- The freedom to study how the program works, and change it so it does your computing as you wish (freedom 1). Access to the source code is a precondition for this.
- The freedom to redistribute copies so you can help your neighbor (freedom 2).
- The freedom to distribute copies of your modified versions to others (freedom 3). By doing this you can give the whole community a chance to benefit from your changes. Access to the source code is a precondition for this.
Access to the source code and an open-source license are necessary preconditions for software freedom, but not sufficient.
And, unfortunately, we are living in an era where it is becoming ever more difficult to exercise the freedoms listed above.
Consider freedom 0. In the past, essentially all free software ran perfectly well on essentially every hardware platform and operating system. At the present time, much of what claims to be open-source software is horrendously platform-specific - sometimes by ignorance (I don't expect every developer to be able to test on all platforms), but there's a disturbing trend of deliberately excluding non-preferred platforms.
There is increasing use of new languages and runtimes, which are often very restricted in terms of platform support.
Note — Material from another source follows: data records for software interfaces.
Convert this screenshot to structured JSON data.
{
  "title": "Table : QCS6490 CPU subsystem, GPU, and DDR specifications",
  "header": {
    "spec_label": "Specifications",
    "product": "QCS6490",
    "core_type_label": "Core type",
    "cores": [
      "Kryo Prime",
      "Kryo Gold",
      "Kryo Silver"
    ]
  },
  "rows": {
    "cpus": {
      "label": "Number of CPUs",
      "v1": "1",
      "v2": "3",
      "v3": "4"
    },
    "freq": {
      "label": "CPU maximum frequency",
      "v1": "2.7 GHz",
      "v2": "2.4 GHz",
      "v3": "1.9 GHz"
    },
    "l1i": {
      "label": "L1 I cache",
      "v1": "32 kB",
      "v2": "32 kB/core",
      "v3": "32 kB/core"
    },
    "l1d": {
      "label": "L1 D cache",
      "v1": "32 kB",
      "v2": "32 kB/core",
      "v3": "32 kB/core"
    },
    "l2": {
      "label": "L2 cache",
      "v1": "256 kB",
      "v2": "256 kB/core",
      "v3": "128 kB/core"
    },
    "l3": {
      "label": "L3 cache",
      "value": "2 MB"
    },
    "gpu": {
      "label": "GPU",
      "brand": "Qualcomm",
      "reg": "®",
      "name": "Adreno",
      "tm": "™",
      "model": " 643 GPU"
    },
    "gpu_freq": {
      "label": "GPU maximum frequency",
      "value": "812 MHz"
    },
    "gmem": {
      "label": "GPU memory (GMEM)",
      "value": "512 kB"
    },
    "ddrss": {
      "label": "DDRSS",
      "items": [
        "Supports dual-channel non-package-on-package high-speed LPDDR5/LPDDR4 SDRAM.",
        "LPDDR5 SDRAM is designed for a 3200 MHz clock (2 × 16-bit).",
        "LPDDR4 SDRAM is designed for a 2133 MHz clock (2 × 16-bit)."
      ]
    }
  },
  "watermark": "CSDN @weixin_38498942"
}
If you look at some of the languages like Node.JS, Go, and Rust, you'll see that they explicitly target the common hardware architectures (x86 and ARM), deliberately and consciously excluding other platforms. Add to that the trend for self-referential bootstrapping (where you need X to build X) and you can see other platforms frozen out entirely.
So, much of freedom 0 has been emasculated. What of freedom 1?
Yes, I might be able to look at the source code. (Although, in many cases, it is opaque and undocumented.) And I might be able to crack open an editor and type in a modification. But actually being able to use that modification is a whole different ball game.
Actually building software from source often enters you into a world of pain and frustration. Fighting your way through Dependency Hell, struggling with arcane and opaque build systems, becoming frustrated with the vagaries of the autotools (remember how the configure script works - it makes a bunch of random and unsubstantiated guesses about the state of your system, the ignores half the results, and often needs explicitly overriding, making a mockery of the "auto" part), only to discover that "works on my system" is almost a religion.
Current trends like Docker make this problem worse. Rather than having to pay lip-service to portability by having to deal with the vagaries of multiple distributions, authors can now restrict the target environment even more narrowly - "works in my docker image" is the new normal. (I've had some developers come out and say this explicitly.)
The conclusion: open-source software is becoming increasingly narrow and proprietary, denying users the freedoms they deserve.